§ **What the exercise asks**
Print out the records in full, keeping each word unchanged.

☆ ☆ ☆

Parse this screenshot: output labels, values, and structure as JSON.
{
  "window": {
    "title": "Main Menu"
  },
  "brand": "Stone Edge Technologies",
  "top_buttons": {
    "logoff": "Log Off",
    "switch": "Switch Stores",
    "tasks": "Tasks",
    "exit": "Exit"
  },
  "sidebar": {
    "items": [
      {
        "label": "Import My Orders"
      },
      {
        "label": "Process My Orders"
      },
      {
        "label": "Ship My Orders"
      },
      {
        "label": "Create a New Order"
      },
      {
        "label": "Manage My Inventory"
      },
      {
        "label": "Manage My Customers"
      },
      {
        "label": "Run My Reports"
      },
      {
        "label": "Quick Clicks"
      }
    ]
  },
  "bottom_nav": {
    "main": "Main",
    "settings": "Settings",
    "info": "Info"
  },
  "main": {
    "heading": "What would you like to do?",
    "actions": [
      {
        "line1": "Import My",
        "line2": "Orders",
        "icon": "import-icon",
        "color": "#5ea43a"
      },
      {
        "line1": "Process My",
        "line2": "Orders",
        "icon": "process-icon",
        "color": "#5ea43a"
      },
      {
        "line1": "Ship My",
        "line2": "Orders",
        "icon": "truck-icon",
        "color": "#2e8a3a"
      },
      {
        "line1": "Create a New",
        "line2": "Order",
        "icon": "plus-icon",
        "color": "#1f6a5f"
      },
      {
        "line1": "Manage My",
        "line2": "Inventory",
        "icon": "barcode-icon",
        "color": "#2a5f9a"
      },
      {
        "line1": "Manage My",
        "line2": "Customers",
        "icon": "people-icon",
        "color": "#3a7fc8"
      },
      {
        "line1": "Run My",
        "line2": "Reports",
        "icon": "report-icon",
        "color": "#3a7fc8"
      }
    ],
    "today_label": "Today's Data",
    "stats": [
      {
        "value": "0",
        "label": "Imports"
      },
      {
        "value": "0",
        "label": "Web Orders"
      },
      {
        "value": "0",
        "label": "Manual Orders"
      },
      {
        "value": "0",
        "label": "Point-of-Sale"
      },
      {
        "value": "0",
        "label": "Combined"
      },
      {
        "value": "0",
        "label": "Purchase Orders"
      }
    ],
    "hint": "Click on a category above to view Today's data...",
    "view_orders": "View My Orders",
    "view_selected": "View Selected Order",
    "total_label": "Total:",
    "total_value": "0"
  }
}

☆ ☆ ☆

§ **Completed exercise**
Parse this screenshot: output labels, values, and structure as JSON.
{
  "window": {
    "title": "Main Menu"
  },
  "brand": "Stone Edge Technologies",
  "top_buttons": {
    "logoff": "Log Off",
    "switch": "Switch Stores",
    "tasks": "Tasks",
    "exit": "Exit"
  },
  "sidebar": {
    "items": [
      {
        "label": "Import My Orders"
      },
      {
        "label": "Process My Orders"
      },
      {
        "label": "Ship My Orders"
      },
      {
        "label": "Create a New Order"
      },
      {
        "label": "Manage My Inventory"
      },
      {
        "label": "Manage My Customers"
      },
      {
        "label": "Run My Reports"
      },
      {
        "label": "Quick Clicks"
      }
    ]
  },
  "bottom_nav": {
    "main": "Main",
    "settings": "Settings",
    "info": "Info"
  },
  "main": {
    "heading": "What would you like to do?",
    "actions": [
      {
        "line1": "Import My",
        "line2": "Orders",
        "icon": "import-icon",
        "color": "#5ea43a"
      },
      {
        "line1": "Process My",
        "line2": "Orders",
        "icon": "process-icon",
        "color": "#5ea43a"
      },
      {
        "line1": "Ship My",
        "line2": "Orders",
        "icon": "truck-icon",
        "color": "#2e8a3a"
      },
      {
        "line1": "Create a New",
        "line2": "Order",
        "icon": "plus-icon",
        "color": "#1f6a5f"
      },
      {
        "line1": "Manage My",
        "line2": "Inventory",
        "icon": "barcode-icon",
        "color": "#2a5f9a"
      },
      {
        "line1": "Manage My",
        "line2": "Customers",
        "icon": "people-icon",
        "color": "#3a7fc8"
      },
      {
        "line1": "Run My",
        "line2": "Reports",
        "icon": "report-icon",
        "color": "#3a7fc8"
      }
    ],
    "today_label": "Today's Data",
    "stats": [
      {
        "value": "0",
        "label": "Imports"
      },
      {
        "value": "0",
        "label": "Web Orders"
      },
      {
        "value": "0",
        "label": "Manual Orders"
      },
      {
        "value": "0",
        "label": "Point-of-Sale"
      },
      {
        "value": "0",
        "label": "Combined"
      },
      {
        "value": "0",
        "label": "Purchase Orders"
      }
    ],
    "hint": "Click on a category above to view Today's data...",
    "view_orders": "View My Orders",
    "view_selected": "View Selected Order",
    "total_label": "Total:",
    "total_value": "0"
  }
}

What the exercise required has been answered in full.